If ever there was a player who needed one dynamic play, one jaw-dropping juke, one give-‘em-something-else-to-talk-about moment, it is Kadarius Toney. So far his career with the Giants has consisted of injuries and COVID-19 and ill-fitting shoes and social media missteps without any counterweight from the football side to balance them out.

On Thursday, he addressed reporters and before taking questions started off talking about the "elephant in the room." That, of course, was a reference to the posts he made on Instagram after last week’s loss that seemed to indicate a level of frustration in how he is being used (he denied that and said his words had nothing to do with the Giants or even football) followed up by a separate post calling the media who reported on the first post clowns (only some of whom fall into that category, he clarified).

Those aren’t necessarily elephant-sized issues. He would not be the first receiver to gripe about not getting the ball or complain about those who cover him. But when the room is devoid of anything else, even a mouse stands out. In fact, that’s when a mouse stands out the most. Right now, such minor nonsense and trivial distractions are the only things we know about him. The on-field stuff? It’s nonexistent.

He’s played sparingly in two games. The first one he was out there for two snaps, got the ball each time, and totaled minus-2 yards. Last week against Washington he played 19 snaps but never touched the ball and wasn’t even targeted.

"If y’all don’t see the progression by now I guess you’re never going to see it," he said of the strides he is making after missing almost all of the offseason program and preseason for a variety of reasons.

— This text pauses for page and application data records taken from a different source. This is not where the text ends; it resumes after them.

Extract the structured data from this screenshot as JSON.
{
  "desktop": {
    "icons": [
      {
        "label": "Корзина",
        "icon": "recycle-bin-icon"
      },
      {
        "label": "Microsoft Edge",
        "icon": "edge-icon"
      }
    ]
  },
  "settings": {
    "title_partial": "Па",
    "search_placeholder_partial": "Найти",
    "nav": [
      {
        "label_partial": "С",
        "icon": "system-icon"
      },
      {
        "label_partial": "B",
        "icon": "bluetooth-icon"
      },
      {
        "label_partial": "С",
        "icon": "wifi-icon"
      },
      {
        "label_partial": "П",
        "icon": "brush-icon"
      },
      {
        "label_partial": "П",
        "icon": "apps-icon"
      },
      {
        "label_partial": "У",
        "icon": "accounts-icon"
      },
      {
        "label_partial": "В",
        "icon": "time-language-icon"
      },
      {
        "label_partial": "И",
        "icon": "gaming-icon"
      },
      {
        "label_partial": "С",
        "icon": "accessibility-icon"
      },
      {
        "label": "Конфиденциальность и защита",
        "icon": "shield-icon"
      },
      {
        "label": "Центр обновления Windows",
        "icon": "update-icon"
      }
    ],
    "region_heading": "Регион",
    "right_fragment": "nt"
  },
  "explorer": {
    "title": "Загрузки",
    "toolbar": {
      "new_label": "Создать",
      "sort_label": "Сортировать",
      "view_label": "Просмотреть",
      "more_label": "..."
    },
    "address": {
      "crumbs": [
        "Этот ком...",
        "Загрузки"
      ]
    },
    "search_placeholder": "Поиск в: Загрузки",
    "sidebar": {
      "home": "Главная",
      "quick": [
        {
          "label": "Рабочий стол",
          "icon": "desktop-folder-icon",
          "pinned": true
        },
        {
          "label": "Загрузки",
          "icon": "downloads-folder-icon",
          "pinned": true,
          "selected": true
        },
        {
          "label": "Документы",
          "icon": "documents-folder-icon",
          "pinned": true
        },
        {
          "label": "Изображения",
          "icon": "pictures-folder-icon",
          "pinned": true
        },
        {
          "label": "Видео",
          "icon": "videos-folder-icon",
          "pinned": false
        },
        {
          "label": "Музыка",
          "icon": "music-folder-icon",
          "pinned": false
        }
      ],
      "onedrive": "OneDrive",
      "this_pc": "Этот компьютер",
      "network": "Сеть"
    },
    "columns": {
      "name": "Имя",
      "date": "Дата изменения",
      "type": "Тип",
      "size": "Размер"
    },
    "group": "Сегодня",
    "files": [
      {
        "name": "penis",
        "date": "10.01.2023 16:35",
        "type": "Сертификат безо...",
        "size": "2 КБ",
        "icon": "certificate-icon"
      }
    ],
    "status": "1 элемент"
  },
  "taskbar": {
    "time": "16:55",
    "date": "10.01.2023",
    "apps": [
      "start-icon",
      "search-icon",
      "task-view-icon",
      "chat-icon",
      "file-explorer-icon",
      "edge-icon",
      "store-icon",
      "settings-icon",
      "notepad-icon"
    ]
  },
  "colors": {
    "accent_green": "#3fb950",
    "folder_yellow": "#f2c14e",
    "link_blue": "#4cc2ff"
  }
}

That may be the case behind the fences at the team facility, where Joe Judge said Toney is having some of his best practices this week despite being added to the injury report with an ankle injury on Thursday. When the games count and there are people watching, though, he hasn’t done anything yet. Sunday he’ll have another opportunity, assuming his ankle does not hold him back or eliminate him from the game against the Falcons.

"He’ll be a piece of what we’re doing," offensive coordinator Jason Garrett said. "We were excited to draft Kadarius, we’re excited to have him on our team. We’re excited about playing him."

Until he makes those exciting plays, though, Toney will continue to only be known for the other stuff. Asked what he learned from his social media posts and the reactions to them, he said he plans to go back to not posting anything at all "so I don’t give you anything to talk about."

So far, there has been nothing else to discuss. And in this market, even nothing is something.

He could easily change the conversation by displaying one of the eye-poppers or game-changers on Sunday. The kind of plays he routinely made at Florida and led the Giants to select him with the 20th overall pick. The type that are completely absent from his short NFL resume.

"A play would be pretty good," he said. "But as far as me having that the first thing on my mind when I wake up, not really … I don’t need justification from everybody about what I’m doing."

Toney said he is still getting used to the attention he receives.

"I’m just kind of getting the grasp of it," he said. "I’ll say it’s increased since I’ve been in Florida."

Yet even after everything he’s gone through in his brief time in New York’s pro athlete spotlight, he said he enjoys it. All of it.

"It can either help you or harm you," he said.

On Sunday, he’ll get another chance for things to continue in one of those directions or change to the other.

New York Sports